• [WORK ORDER] Find every line containing the string "Post" in the data below, and report how many there are, with no other words.
Content starts
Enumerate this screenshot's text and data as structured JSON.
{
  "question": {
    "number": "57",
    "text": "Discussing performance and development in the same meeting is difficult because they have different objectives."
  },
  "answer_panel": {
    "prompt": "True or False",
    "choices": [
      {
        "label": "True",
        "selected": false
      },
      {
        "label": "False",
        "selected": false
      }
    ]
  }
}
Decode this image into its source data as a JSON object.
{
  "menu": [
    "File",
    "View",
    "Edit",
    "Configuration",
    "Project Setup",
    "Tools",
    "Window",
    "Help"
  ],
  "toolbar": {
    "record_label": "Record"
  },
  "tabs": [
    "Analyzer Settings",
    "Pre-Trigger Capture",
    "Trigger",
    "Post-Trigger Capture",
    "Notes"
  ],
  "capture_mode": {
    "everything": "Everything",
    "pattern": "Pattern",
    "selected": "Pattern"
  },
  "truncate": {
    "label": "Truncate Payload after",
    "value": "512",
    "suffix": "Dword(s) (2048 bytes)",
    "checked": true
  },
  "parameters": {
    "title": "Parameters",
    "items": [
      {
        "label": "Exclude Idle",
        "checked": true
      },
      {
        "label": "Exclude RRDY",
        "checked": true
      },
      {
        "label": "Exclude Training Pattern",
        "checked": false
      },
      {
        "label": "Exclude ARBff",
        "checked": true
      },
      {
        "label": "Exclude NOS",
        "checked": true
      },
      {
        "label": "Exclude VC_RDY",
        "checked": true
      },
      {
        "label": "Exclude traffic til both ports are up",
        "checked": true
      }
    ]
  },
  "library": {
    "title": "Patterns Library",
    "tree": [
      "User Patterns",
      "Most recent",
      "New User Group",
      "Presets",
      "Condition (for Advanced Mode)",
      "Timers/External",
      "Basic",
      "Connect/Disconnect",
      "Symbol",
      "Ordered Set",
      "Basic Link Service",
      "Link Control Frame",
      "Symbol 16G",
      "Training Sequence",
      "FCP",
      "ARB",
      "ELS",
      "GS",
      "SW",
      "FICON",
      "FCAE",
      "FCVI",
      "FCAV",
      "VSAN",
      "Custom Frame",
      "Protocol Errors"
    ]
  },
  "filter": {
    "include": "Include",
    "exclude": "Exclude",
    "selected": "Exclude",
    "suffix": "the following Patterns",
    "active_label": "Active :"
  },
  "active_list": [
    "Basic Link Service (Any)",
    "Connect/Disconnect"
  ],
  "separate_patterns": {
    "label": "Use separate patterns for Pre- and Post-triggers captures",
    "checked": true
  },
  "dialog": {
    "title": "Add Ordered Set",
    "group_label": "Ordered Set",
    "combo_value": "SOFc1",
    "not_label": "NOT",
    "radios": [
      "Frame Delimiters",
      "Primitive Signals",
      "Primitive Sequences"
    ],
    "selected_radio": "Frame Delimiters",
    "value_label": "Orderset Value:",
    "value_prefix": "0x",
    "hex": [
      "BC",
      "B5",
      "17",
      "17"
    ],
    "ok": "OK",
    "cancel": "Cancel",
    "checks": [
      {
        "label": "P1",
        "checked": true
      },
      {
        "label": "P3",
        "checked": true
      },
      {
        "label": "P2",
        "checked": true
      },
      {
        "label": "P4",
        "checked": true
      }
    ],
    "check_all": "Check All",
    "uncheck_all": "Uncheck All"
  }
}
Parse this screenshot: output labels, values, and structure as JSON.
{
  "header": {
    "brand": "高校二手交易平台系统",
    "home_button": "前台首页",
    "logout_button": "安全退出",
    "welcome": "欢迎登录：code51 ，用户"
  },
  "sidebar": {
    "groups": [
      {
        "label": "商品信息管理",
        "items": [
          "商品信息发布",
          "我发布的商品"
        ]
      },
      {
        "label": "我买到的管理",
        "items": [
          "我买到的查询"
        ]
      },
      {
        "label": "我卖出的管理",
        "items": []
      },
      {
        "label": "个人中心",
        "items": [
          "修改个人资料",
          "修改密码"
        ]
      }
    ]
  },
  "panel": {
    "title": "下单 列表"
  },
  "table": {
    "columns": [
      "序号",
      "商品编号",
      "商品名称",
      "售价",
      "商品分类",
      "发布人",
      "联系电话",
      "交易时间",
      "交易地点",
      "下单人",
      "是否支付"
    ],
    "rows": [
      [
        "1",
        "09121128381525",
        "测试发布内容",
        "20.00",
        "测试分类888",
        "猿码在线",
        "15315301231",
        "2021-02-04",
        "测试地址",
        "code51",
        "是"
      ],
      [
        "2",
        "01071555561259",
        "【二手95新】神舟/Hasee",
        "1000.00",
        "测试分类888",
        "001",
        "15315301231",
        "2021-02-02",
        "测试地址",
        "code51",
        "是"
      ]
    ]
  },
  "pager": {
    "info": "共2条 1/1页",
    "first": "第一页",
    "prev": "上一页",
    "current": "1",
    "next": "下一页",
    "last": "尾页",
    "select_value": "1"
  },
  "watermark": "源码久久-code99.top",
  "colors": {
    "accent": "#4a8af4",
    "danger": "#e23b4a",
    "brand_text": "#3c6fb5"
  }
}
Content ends
• [ANSWER SPACE] 2